---------- GIVEN RECORDS
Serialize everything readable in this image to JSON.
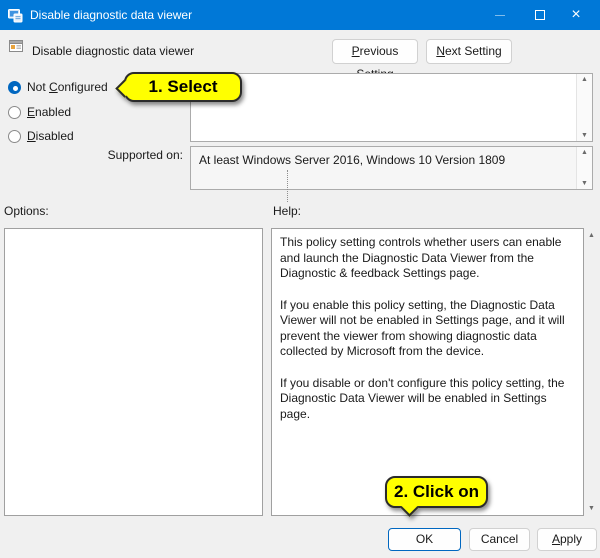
{
  "titlebar": {
    "title": "Disable diagnostic data viewer"
  },
  "header": {
    "setting_title": "Disable diagnostic data viewer",
    "previous_setting": {
      "key": "P",
      "post": "revious Setting"
    },
    "next_setting": {
      "key": "N",
      "post": "ext Setting"
    }
  },
  "radios": {
    "not_configured": {
      "pre": "Not ",
      "key": "C",
      "post": "onfigured",
      "selected": true
    },
    "enabled": {
      "pre": "",
      "key": "E",
      "post": "nabled",
      "selected": false
    },
    "disabled": {
      "pre": "",
      "key": "D",
      "post": "isabled",
      "selected": false
    }
  },
  "supported": {
    "label": "Supported on:",
    "value": "At least Windows Server 2016, Windows 10 Version 1809"
  },
  "options": {
    "label": "Options:"
  },
  "help": {
    "label": "Help:",
    "paragraphs": [
      "This policy setting controls whether users can enable and launch the Diagnostic Data Viewer from the Diagnostic & feedback Settings page.",
      "If you enable this policy setting, the Diagnostic Data Viewer will not be enabled in Settings page, and it will prevent the viewer from showing diagnostic data collected by Microsoft from the device.",
      "If you disable or don't configure this policy setting, the Diagnostic Data Viewer will be enabled in Settings page."
    ]
  },
  "callouts": {
    "select": "1. Select",
    "click": "2. Click on"
  },
  "footer": {
    "ok": "OK",
    "cancel": "Cancel",
    "apply": {
      "key": "A",
      "post": "pply"
    }
  },
  "icons": {
    "scroll_up": "▲",
    "scroll_down": "▼",
    "close": "×"
  },
  "colors": {
    "titlebar": "#0078d7",
    "accent": "#0067c0",
    "callout": "#ffff00",
    "dialog_bg": "#f0f0f0"
  }
}
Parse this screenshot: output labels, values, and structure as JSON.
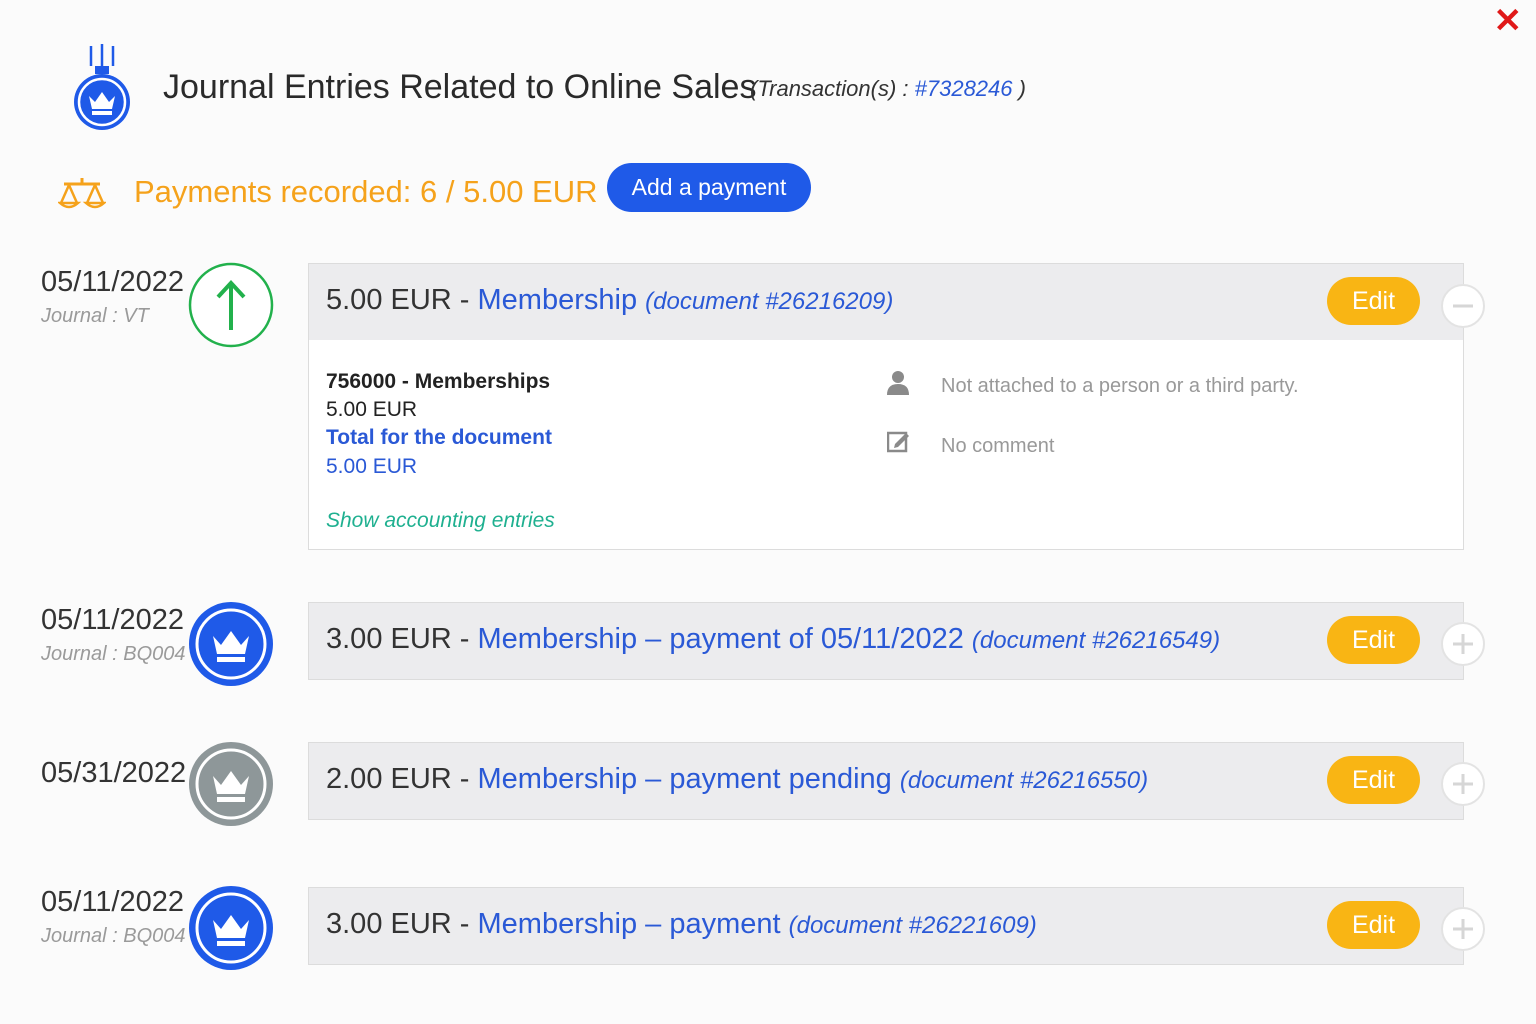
{
  "header": {
    "title": "Journal Entries Related to Online Sales",
    "transaction_prefix": "(Transaction(s) : ",
    "transaction_id": "#7328246",
    "transaction_suffix": " )",
    "close_icon": "close-icon"
  },
  "payments": {
    "summary": "Payments recorded: 6 / 5.00 EUR",
    "add_button": "Add a payment",
    "accent_color": "#f5a21b"
  },
  "entries": [
    {
      "date": "05/11/2022",
      "journal": "Journal : VT",
      "icon": "arrow-up-icon",
      "amount": "5.00 EUR",
      "sep": " - ",
      "label": "Membership",
      "document": "(document #26216209)",
      "edit": "Edit",
      "expanded": true,
      "details": {
        "account": "756000 - Memberships",
        "account_amount": "5.00 EUR",
        "total_label": "Total for the document",
        "total_amount": "5.00 EUR",
        "show_entries": "Show accounting entries",
        "person": "Not attached to a person or a third party.",
        "comment": "No comment"
      }
    },
    {
      "date": "05/11/2022",
      "journal": "Journal : BQ004",
      "icon": "crown-icon",
      "amount": "3.00 EUR",
      "sep": " - ",
      "label": "Membership – payment of 05/11/2022",
      "document": "(document #26216549)",
      "edit": "Edit",
      "expanded": false
    },
    {
      "date": "05/31/2022",
      "journal": "",
      "icon": "crown-icon",
      "amount": "2.00 EUR",
      "sep": " - ",
      "label": "Membership – payment pending",
      "document": "(document #26216550)",
      "edit": "Edit",
      "expanded": false
    },
    {
      "date": "05/11/2022",
      "journal": "Journal : BQ004",
      "icon": "crown-icon",
      "amount": "3.00 EUR",
      "sep": " - ",
      "label": "Membership – payment",
      "document": "(document #26221609)",
      "edit": "Edit",
      "expanded": false
    }
  ],
  "colors": {
    "primary_blue": "#1f5ae8",
    "link_blue": "#2a59d6",
    "edit_yellow": "#f9b514",
    "pending_gray": "#8e9799",
    "success_green": "#22b14c"
  }
}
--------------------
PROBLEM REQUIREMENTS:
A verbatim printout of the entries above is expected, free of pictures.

FINISHED EXERCISE:
Serialize everything readable in this image to JSON.
{
  "titlebar": {
    "title": "Disable diagnostic data viewer"
  },
  "header": {
    "setting_title": "Disable diagnostic data viewer",
    "previous_setting": {
      "key": "P",
      "post": "revious Setting"
    },
    "next_setting": {
      "key": "N",
      "post": "ext Setting"
    }
  },
  "radios": {
    "not_configured": {
      "pre": "Not ",
      "key": "C",
      "post": "onfigured",
      "selected": true
    },
    "enabled": {
      "pre": "",
      "key": "E",
      "post": "nabled",
      "selected": false
    },
    "disabled": {
      "pre": "",
      "key": "D",
      "post": "isabled",
      "selected": false
    }
  },
  "supported": {
    "label": "Supported on:",
    "value": "At least Windows Server 2016, Windows 10 Version 1809"
  },
  "options": {
    "label": "Options:"
  },
  "help": {
    "label": "Help:",
    "paragraphs": [
      "This policy setting controls whether users can enable and launch the Diagnostic Data Viewer from the Diagnostic & feedback Settings page.",
      "If you enable this policy setting, the Diagnostic Data Viewer will not be enabled in Settings page, and it will prevent the viewer from showing diagnostic data collected by Microsoft from the device.",
      "If you disable or don't configure this policy setting, the Diagnostic Data Viewer will be enabled in Settings page."
    ]
  },
  "callouts": {
    "select": "1. Select",
    "click": "2. Click on"
  },
  "footer": {
    "ok": "OK",
    "cancel": "Cancel",
    "apply": {
      "key": "A",
      "post": "pply"
    }
  },
  "icons": {
    "scroll_up": "▲",
    "scroll_down": "▼",
    "close": "×"
  },
  "colors": {
    "titlebar": "#0078d7",
    "accent": "#0067c0",
    "callout": "#ffff00",
    "dialog_bg": "#f0f0f0"
  }
}
Parse this screenshot: output labels, values, and structure as JSON.
{
  "header": {
    "title": "Journal Entries Related to Online Sales",
    "transaction_prefix": "(Transaction(s) : ",
    "transaction_id": "#7328246",
    "transaction_suffix": " )",
    "close_icon": "close-icon"
  },
  "payments": {
    "summary": "Payments recorded: 6 / 5.00 EUR",
    "add_button": "Add a payment",
    "accent_color": "#f5a21b"
  },
  "entries": [
    {
      "date": "05/11/2022",
      "journal": "Journal : VT",
      "icon": "arrow-up-icon",
      "amount": "5.00 EUR",
      "sep": " - ",
      "label": "Membership",
      "document": "(document #26216209)",
      "edit": "Edit",
      "expanded": true,
      "details": {
        "account": "756000 - Memberships",
        "account_amount": "5.00 EUR",
        "total_label": "Total for the document",
        "total_amount": "5.00 EUR",
        "show_entries": "Show accounting entries",
        "person": "Not attached to a person or a third party.",
        "comment": "No comment"
      }
    },
    {
      "date": "05/11/2022",
      "journal": "Journal : BQ004",
      "icon": "crown-icon",
      "amount": "3.00 EUR",
      "sep": " - ",
      "label": "Membership – payment of 05/11/2022",
      "document": "(document #26216549)",
      "edit": "Edit",
      "expanded": false
    },
    {
      "date": "05/31/2022",
      "journal": "",
      "icon": "crown-icon",
      "amount": "2.00 EUR",
      "sep": " - ",
      "label": "Membership – payment pending",
      "document": "(document #26216550)",
      "edit": "Edit",
      "expanded": false
    },
    {
      "date": "05/11/2022",
      "journal": "Journal : BQ004",
      "icon": "crown-icon",
      "amount": "3.00 EUR",
      "sep": " - ",
      "label": "Membership – payment",
      "document": "(document #26221609)",
      "edit": "Edit",
      "expanded": false
    }
  ],
  "colors": {
    "primary_blue": "#1f5ae8",
    "link_blue": "#2a59d6",
    "edit_yellow": "#f9b514",
    "pending_gray": "#8e9799",
    "success_green": "#22b14c"
  }
}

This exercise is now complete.